Friday 13th December 2019
Friday, 13th of December 2019
Home / Conservation / Brazil creates new Marine Protected Areas

Brazil creates new Marine Protected Areas

The Brazilian Federal Government has announced the creation of over 58,000 hectares of new marine Protected Areas in the northern state of Pará, in the Amazon region.  Decrees published on Monday 13 October by the Presidency of Brazil with the Ministry of Environment established three new marine extractive reserves and expanded an existing marine extractive reserve. The measures will underpin biodiversity conservation in mangroves, coastal shrublands and forests, and other ecosystems.  Extractive reserves aim to ensure the sustainable use of natural resources, and protect the livelihoods and way of life of traditional communities.

Dr Roberto Cavalcanti, Secretary for Biodiversity in the Brazilian Ministry of the Environment

Dr Roberto Cavalcanti, Secretary for Biodiversity in the Brazilian Ministry of the Environment

“The northern coast of Brazil has one of the most extensive and well-preserved mangrove systems in the Americas – an essential resource both for the conservation of biodiversity and for the livelihoods of local human communities,” said Dr Roberto Cavalcanti, Secretary for Biodiversity in the Brazilian Ministry of the Environment, from Pyeongchang, South Korea, where the 12th Meeting of the Conference of the Parties (COP12) to the Convention on Biological Diversity is currently taking place.

ALSO READ:  IUCN congress to set path for nature conservation

“Mangroves enable ecosystem stability and integrity where land meets sea, as well as effective conservation of biodiversity by protecting threatened species, and providing breeding and feeding habitats, particularly for species of economic importance.  Worldwide, mangroves are valued for providing both food and income for local communities,” Dr Cavalcanti said.
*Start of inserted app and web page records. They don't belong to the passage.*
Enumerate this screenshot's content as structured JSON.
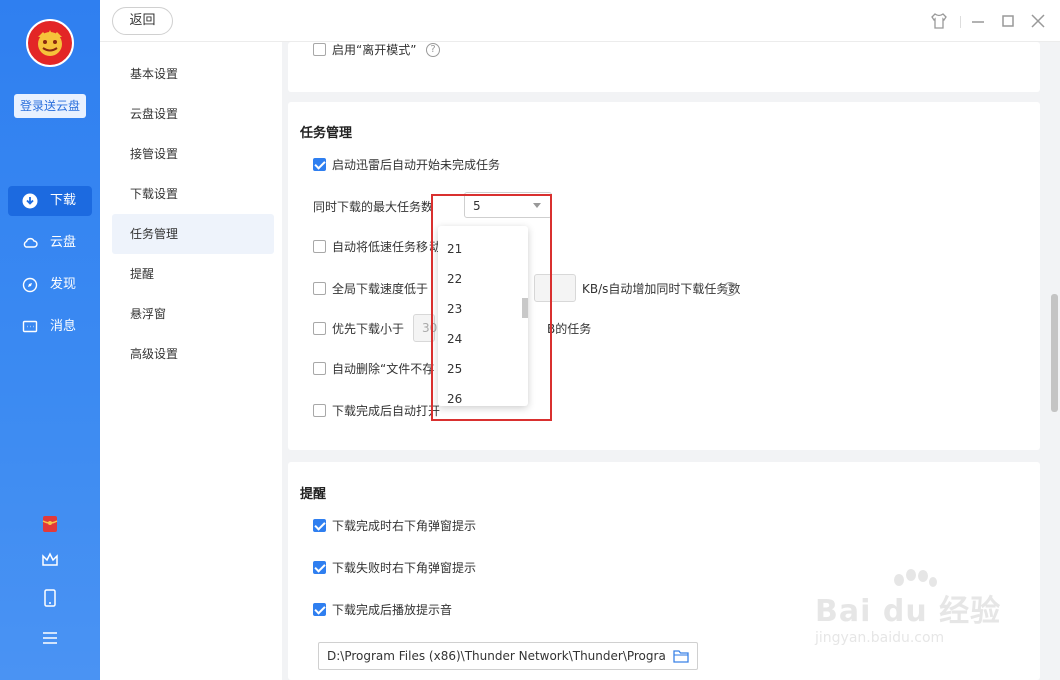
{
  "rail": {
    "promo_label": "登录送云盘",
    "nav": [
      {
        "label": "下载",
        "icon": "download-icon",
        "active": true
      },
      {
        "label": "云盘",
        "icon": "cloud-icon",
        "active": false
      },
      {
        "label": "发现",
        "icon": "discover-icon",
        "active": false
      },
      {
        "label": "消息",
        "icon": "message-icon",
        "active": false
      }
    ],
    "bottom_icons": [
      "red-packet-icon",
      "crown-icon",
      "phone-icon",
      "menu-icon"
    ]
  },
  "topbar": {
    "back_label": "返回",
    "window_icons": [
      "skin-icon",
      "minimize-icon",
      "maximize-icon",
      "close-icon"
    ]
  },
  "sidenav": {
    "items": [
      "基本设置",
      "云盘设置",
      "接管设置",
      "下载设置",
      "任务管理",
      "提醒",
      "悬浮窗",
      "高级设置"
    ],
    "active_index": 4
  },
  "top_card": {
    "offline_mode_label": "启用“离开模式”",
    "offline_mode_checked": false
  },
  "task_section": {
    "title": "任务管理",
    "auto_start_label": "启动迅雷后自动开始未完成任务",
    "auto_start_checked": true,
    "max_tasks_label": "同时下载的最大任务数",
    "max_tasks_value": "5",
    "low_speed_label": "自动将低速任务移",
    "low_speed_suffix": "动",
    "global_speed_prefix": "全局下载速度低于",
    "global_speed_suffix": "KB/s自动增加同时下载任务数",
    "small_first_prefix": "优先下载小于",
    "small_first_value": "30",
    "small_first_suffix": "B的任务",
    "auto_delete_label": "自动删除“文件不存",
    "auto_open_label": "下载完成后自动打开"
  },
  "dropdown": {
    "options": [
      "21",
      "22",
      "23",
      "24",
      "25",
      "26"
    ]
  },
  "reminder_section": {
    "title": "提醒",
    "items": [
      {
        "label": "下载完成时右下角弹窗提示",
        "checked": true
      },
      {
        "label": "下载失败时右下角弹窗提示",
        "checked": true
      },
      {
        "label": "下载完成后播放提示音",
        "checked": true
      }
    ],
    "sound_path": "D:\\Program Files (x86)\\Thunder Network\\Thunder\\Program"
  },
  "watermark": {
    "main": "Bai du 经验",
    "sub": "jingyan.baidu.com"
  }
}
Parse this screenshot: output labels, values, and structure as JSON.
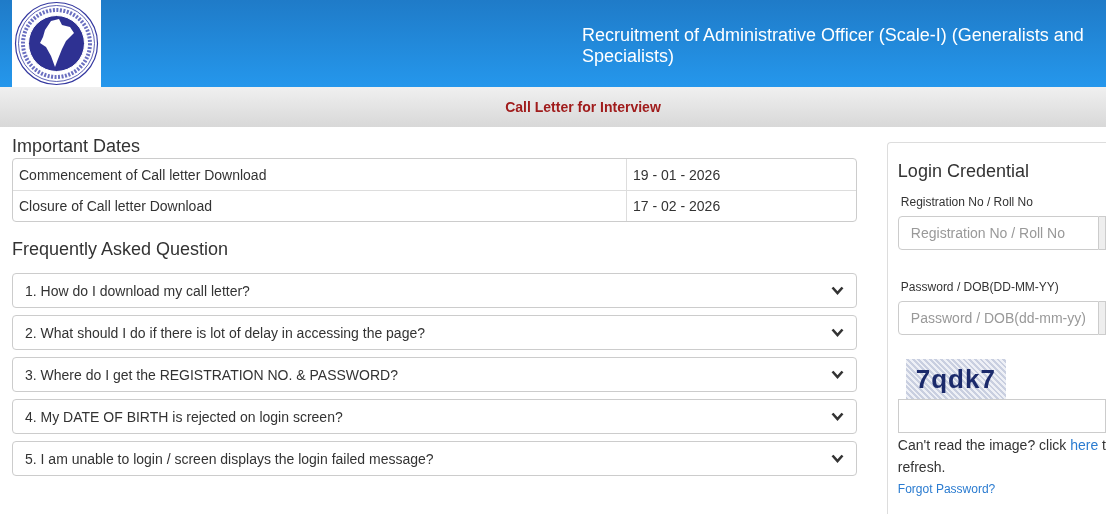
{
  "header": {
    "title": "Recruitment of Administrative Officer (Scale-I) (Generalists and Specialists)"
  },
  "subheader": "Call Letter for Interview",
  "important_dates": {
    "title": "Important Dates",
    "rows": [
      {
        "label": "Commencement of Call letter Download",
        "date": "19 - 01 - 2026"
      },
      {
        "label": "Closure of Call letter Download",
        "date": "17 - 02 - 2026"
      }
    ]
  },
  "faq": {
    "title": "Frequently Asked Question",
    "items": [
      {
        "question": "1. How do I download my call letter?",
        "expanded": false
      },
      {
        "question": "2. What should I do if there is lot of delay in accessing the page?",
        "expanded": false
      },
      {
        "question": "3. Where do I get the REGISTRATION NO. & PASSWORD?",
        "expanded": false
      },
      {
        "question": "4. My DATE OF BIRTH is rejected on login screen?",
        "expanded": false
      },
      {
        "question": "5. I am unable to login / screen displays the login failed message?",
        "expanded": false
      }
    ]
  },
  "login": {
    "title": "Login Credential",
    "fields": [
      {
        "label": "Registration No / Roll No",
        "placeholder": "Registration No / Roll No"
      },
      {
        "label": "Password / DOB(DD-MM-YY)",
        "placeholder": "Password / DOB(dd-mm-yy)"
      }
    ],
    "captcha": "7qdk7",
    "captcha_hint": {
      "before": "Can't read the image? click ",
      "link": "here",
      "after": " t",
      "next_line": "refresh."
    },
    "forgot": "Forgot Password?"
  }
}
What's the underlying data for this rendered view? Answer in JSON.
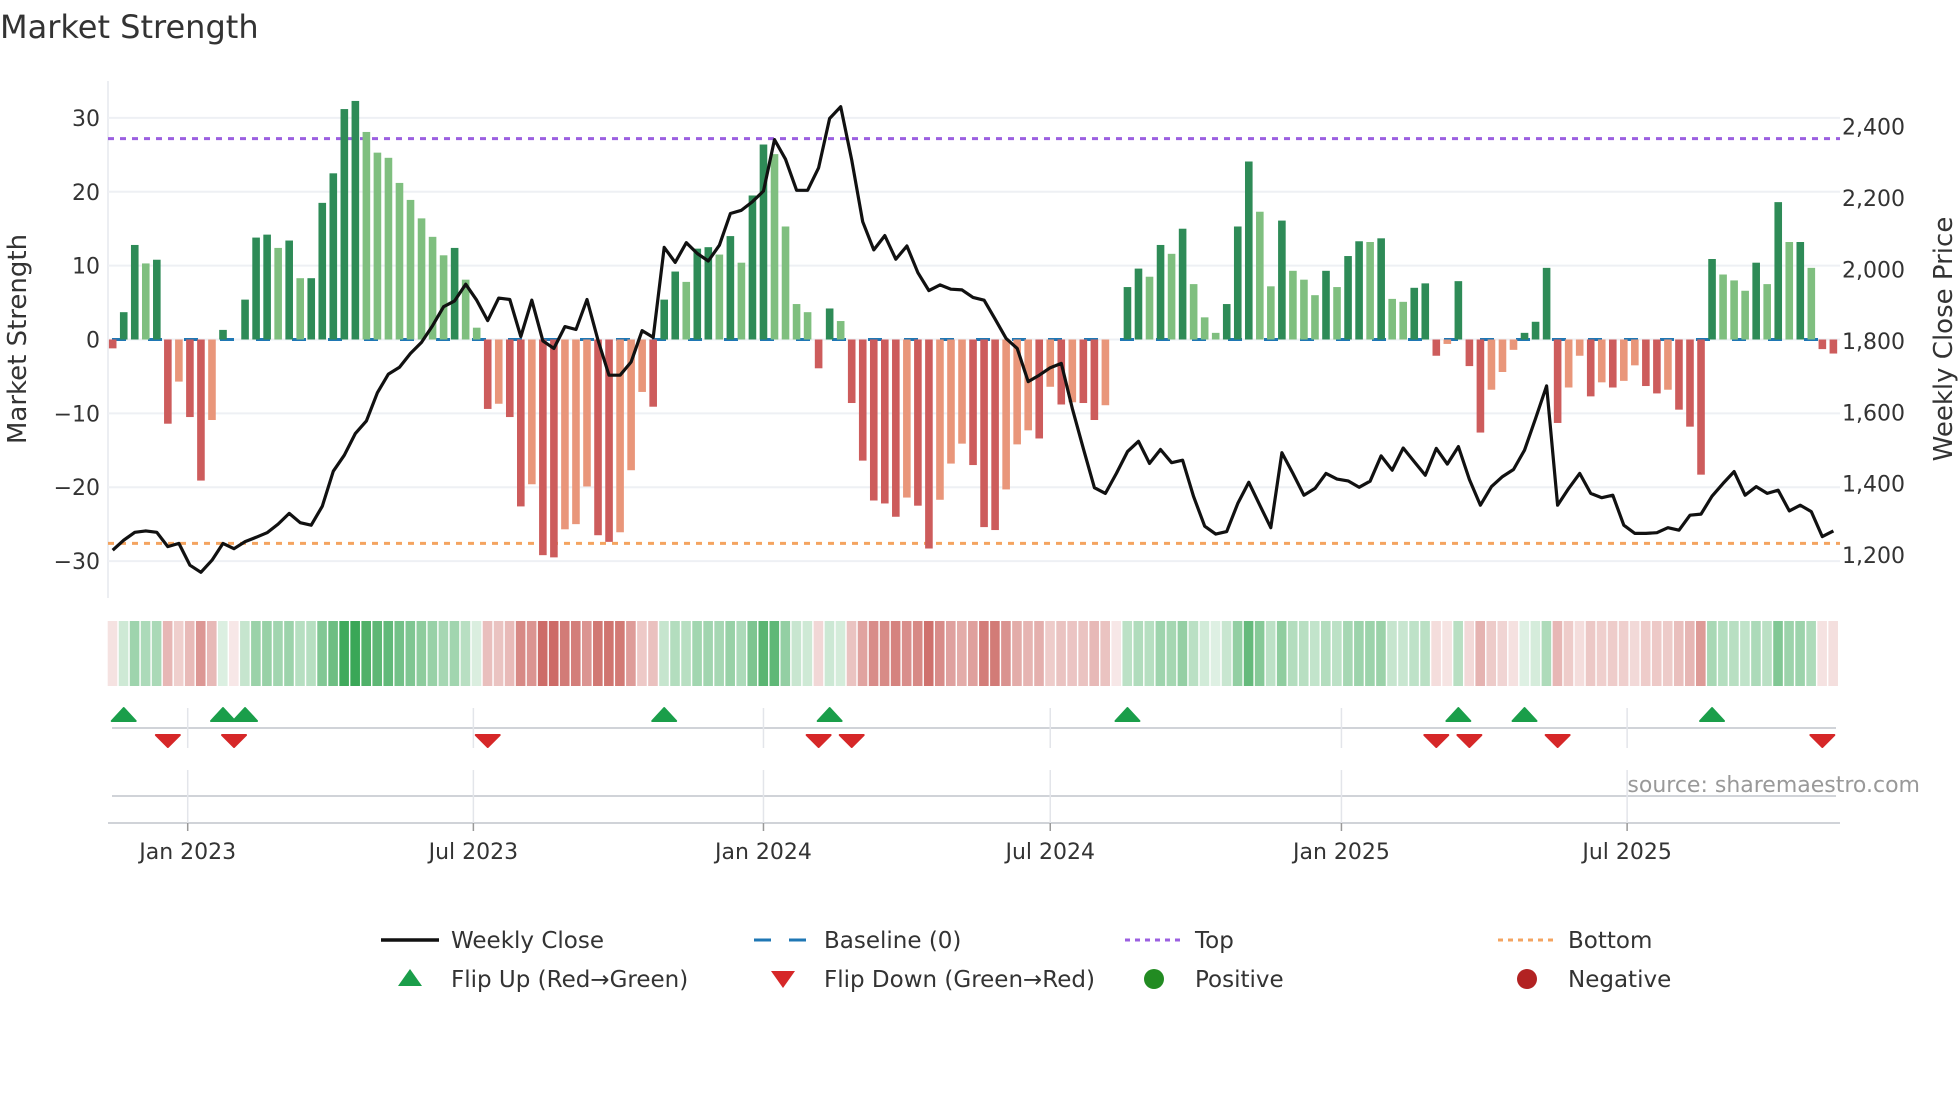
{
  "chart_data": {
    "type": "bar",
    "title": "Market Strength",
    "ylabel": "Market Strength",
    "y2label": "Weekly Close Price",
    "ylim": [
      -35,
      35
    ],
    "y2lim": [
      1080,
      2528
    ],
    "yticks": [
      30,
      20,
      10,
      0,
      -10,
      -20,
      -30
    ],
    "ytick_labels": [
      "30",
      "20",
      "10",
      "0",
      "−10",
      "−20",
      "−30"
    ],
    "y2ticks": [
      2400,
      2200,
      2000,
      1800,
      1600,
      1400,
      1200
    ],
    "y2tick_labels": [
      "2,400",
      "2,200",
      "2,000",
      "1,800",
      "1,600",
      "1,400",
      "1,200"
    ],
    "xticks": [
      {
        "week_index": 6.8,
        "label": "Jan 2023"
      },
      {
        "week_index": 32.7,
        "label": "Jul 2023"
      },
      {
        "week_index": 59.0,
        "label": "Jan 2024"
      },
      {
        "week_index": 85.0,
        "label": "Jul 2024"
      },
      {
        "week_index": 111.4,
        "label": "Jan 2025"
      },
      {
        "week_index": 137.3,
        "label": "Jul 2025"
      }
    ],
    "top_level": 27.2,
    "bottom_level": -27.6,
    "strength": [
      -1.2,
      3.7,
      12.8,
      10.3,
      10.8,
      -11.4,
      -5.7,
      -10.5,
      -19.1,
      -10.9,
      1.3,
      0,
      5.4,
      13.8,
      14.2,
      12.4,
      13.4,
      8.3,
      8.3,
      18.5,
      22.5,
      31.2,
      32.3,
      28.1,
      25.3,
      24.6,
      21.2,
      18.9,
      16.4,
      13.9,
      11.4,
      12.4,
      8.1,
      1.6,
      -9.4,
      -8.7,
      -10.5,
      -22.6,
      -19.6,
      -29.2,
      -29.5,
      -25.7,
      -25,
      -19.9,
      -26.5,
      -27.4,
      -26.1,
      -17.7,
      -7.1,
      -9.1,
      5.4,
      9.2,
      7.8,
      12.3,
      12.5,
      11.5,
      14,
      10.4,
      19.5,
      26.4,
      25.1,
      15.3,
      4.8,
      3.7,
      -3.9,
      4.2,
      2.5,
      -8.6,
      -16.4,
      -21.8,
      -22.2,
      -24,
      -21.4,
      -22.5,
      -28.3,
      -21.7,
      -16.8,
      -14.1,
      -17,
      -25.4,
      -25.8,
      -20.3,
      -14.2,
      -12.3,
      -13.4,
      -6.4,
      -8.8,
      -8.5,
      -8.6,
      -10.9,
      -8.9,
      0,
      7.1,
      9.6,
      8.5,
      12.8,
      11.6,
      15,
      7.5,
      3,
      0.9,
      4.8,
      15.3,
      24.1,
      17.3,
      7.2,
      16.1,
      9.3,
      8.1,
      6,
      9.3,
      7.1,
      11.3,
      13.3,
      13.2,
      13.7,
      5.5,
      5.1,
      7,
      7.6,
      -2.2,
      -0.6,
      7.9,
      -3.6,
      -12.6,
      -6.8,
      -4.4,
      -1.4,
      0.9,
      2.4,
      9.7,
      -11.3,
      -6.5,
      -2.2,
      -7.7,
      -5.8,
      -6.5,
      -5.6,
      -3.5,
      -6.3,
      -7.3,
      -6.8,
      -9.5,
      -11.8,
      -18.3,
      10.9,
      8.8,
      8,
      6.6,
      10.4,
      7.5,
      18.6,
      13.2,
      13.2,
      9.7,
      -1.3,
      -1.9
    ],
    "weekly_close": [
      1214,
      1242,
      1264,
      1268,
      1264,
      1224,
      1233,
      1172,
      1152,
      1186,
      1233,
      1218,
      1238,
      1250,
      1263,
      1287,
      1317,
      1291,
      1284,
      1337,
      1435,
      1480,
      1541,
      1576,
      1655,
      1707,
      1726,
      1765,
      1796,
      1843,
      1896,
      1912,
      1959,
      1914,
      1857,
      1920,
      1916,
      1812,
      1914,
      1800,
      1779,
      1840,
      1832,
      1916,
      1802,
      1704,
      1704,
      1741,
      1829,
      1810,
      2062,
      2020,
      2075,
      2045,
      2024,
      2068,
      2157,
      2166,
      2190,
      2220,
      2364,
      2309,
      2222,
      2222,
      2285,
      2423,
      2456,
      2307,
      2134,
      2055,
      2095,
      2029,
      2066,
      1991,
      1941,
      1957,
      1945,
      1943,
      1922,
      1914,
      1861,
      1807,
      1779,
      1686,
      1704,
      1725,
      1737,
      1611,
      1499,
      1389,
      1373,
      1429,
      1490,
      1519,
      1457,
      1496,
      1459,
      1466,
      1364,
      1281,
      1259,
      1266,
      1345,
      1404,
      1340,
      1277,
      1487,
      1429,
      1368,
      1387,
      1429,
      1413,
      1408,
      1390,
      1407,
      1478,
      1438,
      1500,
      1462,
      1424,
      1499,
      1455,
      1504,
      1412,
      1340,
      1392,
      1420,
      1440,
      1494,
      1583,
      1674,
      1340,
      1387,
      1429,
      1373,
      1361,
      1368,
      1284,
      1261,
      1261,
      1263,
      1277,
      1270,
      1312,
      1315,
      1365,
      1401,
      1434,
      1368,
      1392,
      1373,
      1382,
      1324,
      1340,
      1322,
      1252,
      1268
    ],
    "legend": {
      "position": "bottom",
      "entries": [
        {
          "label": "Weekly Close",
          "kind": "line"
        },
        {
          "label": "Baseline (0)",
          "kind": "dashed"
        },
        {
          "label": "Top",
          "kind": "dotted-top"
        },
        {
          "label": "Bottom",
          "kind": "dotted-bottom"
        },
        {
          "label": "Flip Up (Red→Green)",
          "kind": "tri-up"
        },
        {
          "label": "Flip Down (Green→Red)",
          "kind": "tri-down"
        },
        {
          "label": "Positive",
          "kind": "dot-pos"
        },
        {
          "label": "Negative",
          "kind": "dot-neg"
        }
      ]
    },
    "source": "source: sharemaestro.com"
  },
  "colors": {
    "pos_dark": "#2e8b57",
    "pos_light": "#7fbf7f",
    "neg_dark": "#cd5c5c",
    "neg_light": "#e9967a",
    "close": "#111111",
    "baseline": "#1f77b4",
    "top": "#9b5fe0",
    "bottom": "#f4a460",
    "flip_up": "#1a9e4a",
    "flip_down": "#d62728",
    "positive": "#228b22",
    "negative": "#b22222"
  }
}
“These new measures are an important contribution to Brazil’s fulfilment of Target 11 of the Aichi commitments, which requires 10 percent of marine and coastal areas to be conserved by means of protected areas, and which is one of the main agenda items at COP12,” Dr Cavalcanti said.

Three new Protected Areas have been created: the Mocapajuba Marine Extractive Reserve, consisting of 21,000 hectares, located in the São Caetano de Odivelas region; the Mestre Lucindo Marine Extractive Reserve, consisting of 26,400 hectares, in Marapanin; and the Cuinarana Marine Extractive Reserve, consisting of 11,000 hectares, in the Magalhães Barata region.

ALSO READ:  COP11: African Lion, Polar Bear, others require strict protection

Created in 2005, the Araí-Peroba Marine Extractive Reserve in Augusto Corrêa has been significantly expanded by the new decree announced on Monday 13 October.  The decree added 50,500 hectares to the total area of the existing reserve, which previously measured around 11,500 hectares.  Predominantly consisting of the coastal marine biome, the reserve is home to traditional peoples who make their living from handcrafts, artisanal fishery and crab-catching.

According to the new decrees, the Chico Mendes Institute for Biodiversity Conservation (ICMBio) will establish buffer zones for the Protected Areas which will take into account multiple present and future uses.

%d bloggers like this: